equipment range from 0.5 to 1.0 gallons per minute (gpm) per hp.
To save water,
these pumps can be equipped with a partial or full recovery and recirculation system.
In the full recovery system, all the seal water is recovered from the discharge side of
the pump, passed through a heat exchanger (if the system configuration allows for
heat removal), and reused for sealing and cooling. A small amount of recycled water
is discharged to remove impurities, and the system is replenished with make-up
water. This full configuration recirculation system is estimated to reduce water use by
Partial recovery and recirculation systems recirculate part of the sealing water. Make-
up water is added to ensure that impurity concentration is not too high. In these
systems, consideration should be made to avoid heat buildup in the pump. Partial
recovery systems can reduce water use by about 50 percent.
Cooling the Vacuum Pump
Vacuum pumps can be water-cooled or air-cooled. Water-cooled vacuum pumps
use single-pass cooling or recirculated cooling. Either wet or dry vacuum pumps
can use water to cool the system. In single-pass cooling, water passes through the
pump only once for cooling, then is discharged directly to the drain. A recirculated
cooling system, on the other hand, passes the majority of cooling water through a
heat exchanger, and the cooling water is reused. If the cooling water does not come
in contact with the vacuumed gases or other impurities, it can be recirculated by
connecting the pump to a larger building system chilled water loop or cooling tower
water loop to remove the heat load.

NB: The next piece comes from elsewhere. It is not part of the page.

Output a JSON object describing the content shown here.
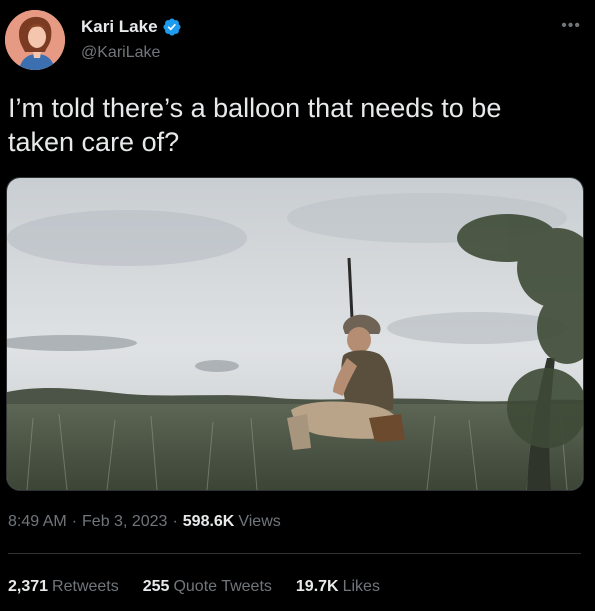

Air-cooled vacuum pumps use ambient air,
rather than water, to remove the heat load from the vacuum pump.
Operation, Maintenance, and User Education
For optimal liquid-ring vacuum pump efficiency, consider the following tips:
Turn off the pump when it is not in use or needed.
Ensure that the vacuum pump is set at manufacturer specifications to discharge
only the amount of water necessary to remove impurities and cool the vacuum
Periodically check the vacuum pump’s operational control schemes, if available,
to ensure optimum efficiency (e.g., timers, float-operated switches, total dis-
solved solids controllers that initiate discharge and make-up water).
If the facility is using a liquid-ring vacuum pump that continuously discharges water,
the facility can consider equipping the pump with a full recovery and recirculation
U.S. Air Force Medical Service.
Dental Vacuum Systems